In a recent decision, the Federal Trade Commission raised the civil penalty for certain telemarketing sales law violations from $16,000 to $40,000 per instance, including fines for contacting individuals on Do-Not-Call (DNC) lists.

The FTC says the fee was more than doubled to adjust for inflation. The fine had been $16,000 since February of 2009; earlier it had been $11,000.

The Telemarketing Sales Rule (TSR) was adopted by the FTC to protect consumers against deceptive acts or practices by telemarketers. As such, it restricts the making of telemarketing calls and the use of automatic telephone dialing (robocalling) systems, and artificial or prerecorded voice messages. The rules apply to common carriers as well as to other marketers.

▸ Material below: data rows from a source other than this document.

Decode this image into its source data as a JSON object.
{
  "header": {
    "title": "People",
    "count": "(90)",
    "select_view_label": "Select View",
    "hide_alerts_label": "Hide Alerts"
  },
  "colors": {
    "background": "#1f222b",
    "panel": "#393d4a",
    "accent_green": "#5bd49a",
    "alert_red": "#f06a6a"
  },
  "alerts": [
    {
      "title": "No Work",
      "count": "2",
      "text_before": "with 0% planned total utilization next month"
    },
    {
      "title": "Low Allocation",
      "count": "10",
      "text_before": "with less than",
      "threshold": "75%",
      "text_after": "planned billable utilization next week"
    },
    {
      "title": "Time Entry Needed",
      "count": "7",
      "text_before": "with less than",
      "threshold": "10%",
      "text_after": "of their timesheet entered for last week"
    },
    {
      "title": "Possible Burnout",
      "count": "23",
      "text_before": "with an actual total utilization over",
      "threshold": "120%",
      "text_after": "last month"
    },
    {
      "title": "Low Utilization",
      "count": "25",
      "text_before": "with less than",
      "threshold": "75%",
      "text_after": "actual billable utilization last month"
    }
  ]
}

If your business uses telemarketing (a plan, program or campaign to induce the purchase of goods or services or a charitable contribution involving more than one interstate telephone call), you’ll want to read up on the do’s and don’ts of the TSR if paying $40,000 a pop per violation wouldn’t sit well with your accountants.

Don’ts—Avoid these common mistakes:

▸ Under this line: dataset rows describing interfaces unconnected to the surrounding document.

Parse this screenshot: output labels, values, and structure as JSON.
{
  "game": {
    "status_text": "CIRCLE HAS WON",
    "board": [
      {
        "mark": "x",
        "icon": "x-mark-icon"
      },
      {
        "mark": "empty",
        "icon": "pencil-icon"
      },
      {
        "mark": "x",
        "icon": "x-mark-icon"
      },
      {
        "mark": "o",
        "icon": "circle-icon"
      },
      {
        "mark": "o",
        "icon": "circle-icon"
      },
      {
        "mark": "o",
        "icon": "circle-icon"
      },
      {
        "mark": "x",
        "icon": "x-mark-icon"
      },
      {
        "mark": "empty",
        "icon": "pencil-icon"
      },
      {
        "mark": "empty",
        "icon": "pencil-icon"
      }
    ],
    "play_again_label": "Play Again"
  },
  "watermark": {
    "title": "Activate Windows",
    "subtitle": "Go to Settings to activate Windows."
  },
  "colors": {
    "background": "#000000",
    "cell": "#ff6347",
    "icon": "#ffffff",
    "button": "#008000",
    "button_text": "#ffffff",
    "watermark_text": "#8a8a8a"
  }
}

  • Calling numbers on the National DNC Registry without an exemption
  • Failing to suppress against the National DNC Registry once an established business relationship has expired
  • Neglecting to suppress against the business’s internal DNC list at the required minimum frequency
  • Failing to honor DNC requests or a DNC policy request within 30 days
  • Neglecting to train agents to make all TSR-required disclosures at the beginning of every call
  • Placing calls outside of the allowable timeframe of 8 a.m. to 9 p.m.
  • Failing to display accurate caller identification information (caller’s name and telephone number)
  • Abandoning more than 3 percent of calls per campaign per month

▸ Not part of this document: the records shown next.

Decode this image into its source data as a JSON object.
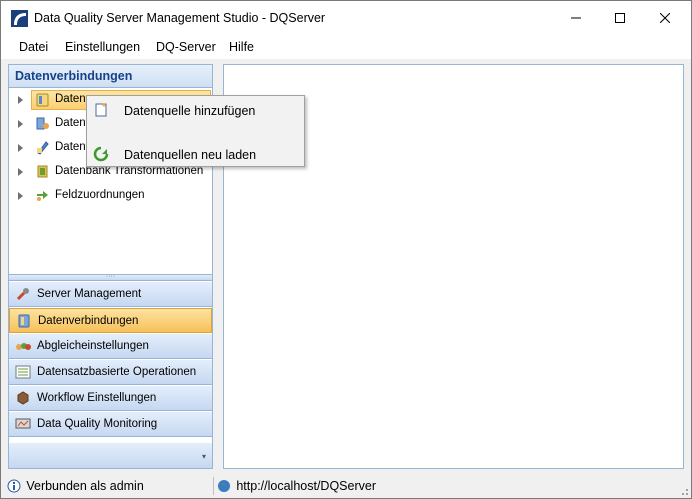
{
  "window": {
    "title": "Data Quality Server Management Studio - DQServer"
  },
  "menubar": {
    "items": [
      "Datei",
      "Einstellungen",
      "DQ-Server",
      "Hilfe"
    ]
  },
  "leftpanel": {
    "header": "Datenverbindungen",
    "tree": [
      {
        "label": "Datenquellen",
        "icon": "database-icon",
        "selected": true
      },
      {
        "label": "Datenziele",
        "icon": "target-icon",
        "selected": false
      },
      {
        "label": "Datensätze",
        "icon": "dataset-icon",
        "selected": false
      },
      {
        "label": "Datenbank Transformationen",
        "icon": "transform-icon",
        "selected": false
      },
      {
        "label": "Feldzuordnungen",
        "icon": "mapping-icon",
        "selected": false
      }
    ],
    "tree_visible_labels": [
      "Datenq",
      "Datenz",
      "Datens",
      "Datenbank Transformationen",
      "Feldzuordnungen"
    ],
    "nav": [
      {
        "label": "Server Management",
        "icon": "wrench-icon",
        "active": false
      },
      {
        "label": "Datenverbindungen",
        "icon": "datasource-icon",
        "active": true
      },
      {
        "label": "Abgleicheinstellungen",
        "icon": "match-settings-icon",
        "active": false
      },
      {
        "label": "Datensatzbasierte Operationen",
        "icon": "records-icon",
        "active": false
      },
      {
        "label": "Workflow Einstellungen",
        "icon": "workflow-icon",
        "active": false
      },
      {
        "label": "Data Quality Monitoring",
        "icon": "monitor-icon",
        "active": false
      }
    ]
  },
  "contextmenu": {
    "items": [
      {
        "label": "Datenquelle hinzufügen",
        "icon": "add-datasource-icon"
      },
      {
        "label": "Datenquellen neu laden",
        "icon": "reload-icon"
      }
    ]
  },
  "statusbar": {
    "user": "Verbunden als admin",
    "server_url": "http://localhost/DQServer"
  },
  "colors": {
    "accent": "#15428b",
    "selection": "#fbcf70",
    "panel_border": "#98b5d8"
  }
}
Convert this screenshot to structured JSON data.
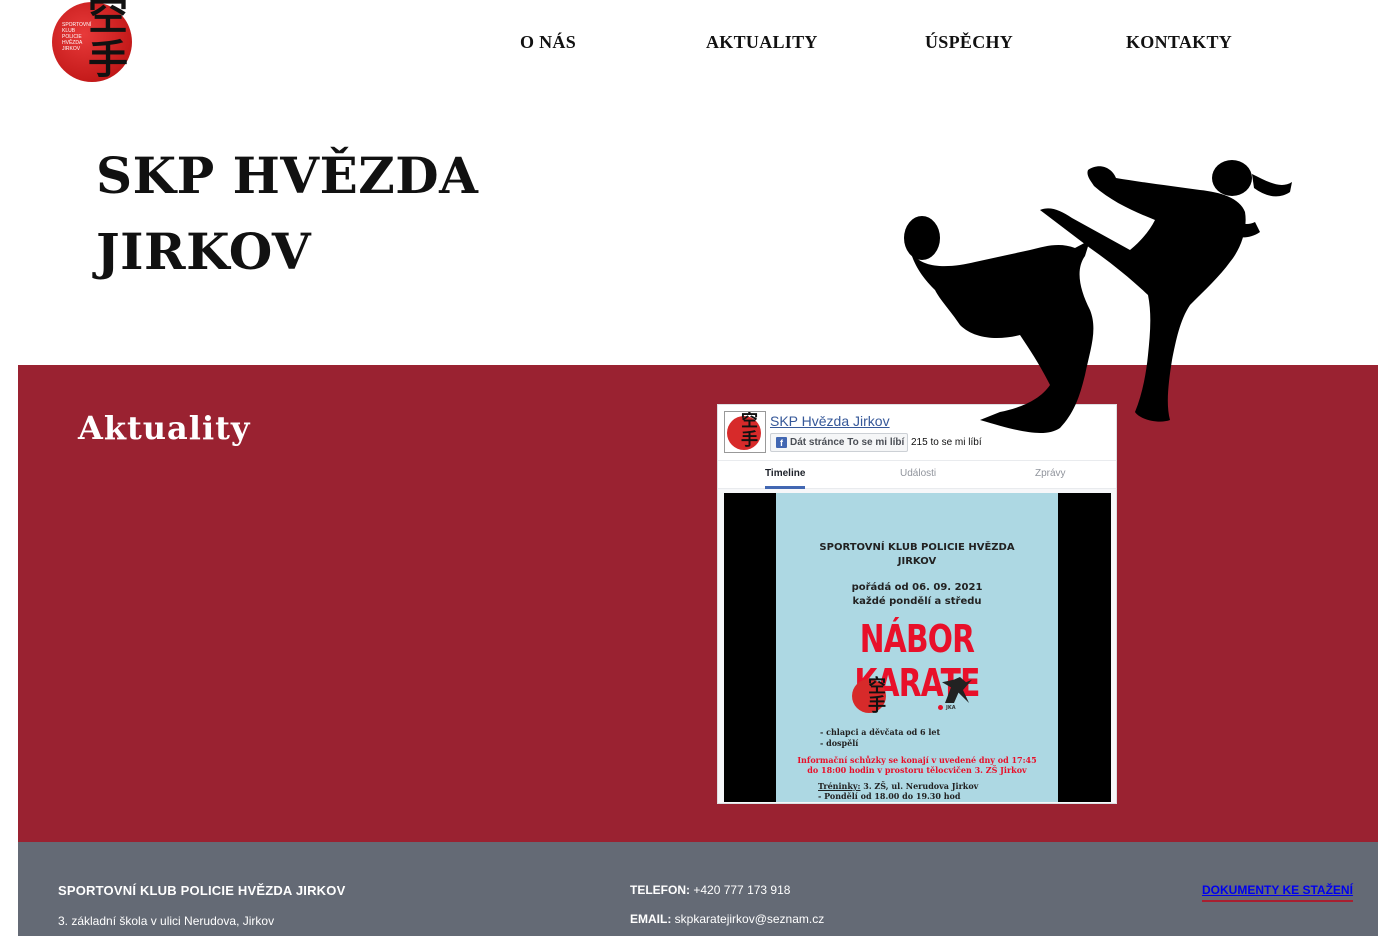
{
  "header": {
    "logo": {
      "kanji": "空手",
      "small_text": "SPORTOVNÍ KLUB POLICIE HVĚZDA JIRKOV"
    },
    "nav": [
      {
        "label": "O NÁS"
      },
      {
        "label": "AKTUALITY"
      },
      {
        "label": "ÚSPĚCHY"
      },
      {
        "label": "KONTAKTY"
      }
    ]
  },
  "hero": {
    "title_line1": "SKP HVĚZDA",
    "title_line2": "JIRKOV"
  },
  "news": {
    "title": "Aktuality",
    "facebook": {
      "page_name": "SKP Hvězda Jirkov",
      "like_button": "Dát stránce To se mi líbí",
      "like_count": "215 to se mi líbí",
      "tabs": [
        "Timeline",
        "Události",
        "Zprávy"
      ],
      "post": {
        "org_line1": "SPORTOVNÍ KLUB POLICIE HVĚZDA",
        "org_line2": "JIRKOV",
        "date_line1": "pořádá od 06. 09. 2021",
        "date_line2": "každé pondělí a středu",
        "headline": "NÁBOR KARATE",
        "logo2_text": "JKA",
        "list": [
          "-  chlapci a děvčata od 6 let",
          "-  dospělí"
        ],
        "info_line1": "Informační schůzky se konají v uvedené dny od 17:45",
        "info_line2": "do 18:00 hodin v prostoru tělocvičen 3. ZŠ Jirkov",
        "training_label": "Tréninky:",
        "training_place": "3. ZŠ, ul. Nerudova Jirkov",
        "training_time": "-  Pondělí od 18.00 do 19.30 hod"
      }
    }
  },
  "footer": {
    "org": "SPORTOVNÍ KLUB POLICIE HVĚZDA JIRKOV",
    "address": "3. základní škola v ulici Nerudova, Jirkov",
    "phone_label": "TELEFON:",
    "phone": "+420 777 173 918",
    "email_label": "EMAIL:",
    "email": "skpkaratejirkov@seznam.cz",
    "docs_link": "DOKUMENTY KE STAŽENÍ"
  },
  "colors": {
    "accent_red": "#9a2231",
    "footer_gray": "#646a75",
    "fb_blue": "#365899"
  }
}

Do’s—Follow these best practices to comply with TSR:

  • Make certain prompt disclosures in every outbound and inbound call, including information a consumer would need to make an informed decision, before the consumer pays for the goods or services offered.
  • Promptly disclose four items of information before any sales pitch is given: seller’s identity; purpose of the call (to sell goods of services); the nature of the goods/services; in the case of a prize promotion, that no purchase or payment is required to participate or win.
  • Get express verifiable authorization if accepting payment by methods other than credit or debit card.
  • Maintain records for 24 months.
  • Comply with entity-specific DNC requirements.
  • Include a prompt keypress or voice-activated opt-out mechanism in any prerecorded message call on behalf of a non-profit organization to a member of, or previous donor to, the non-profit.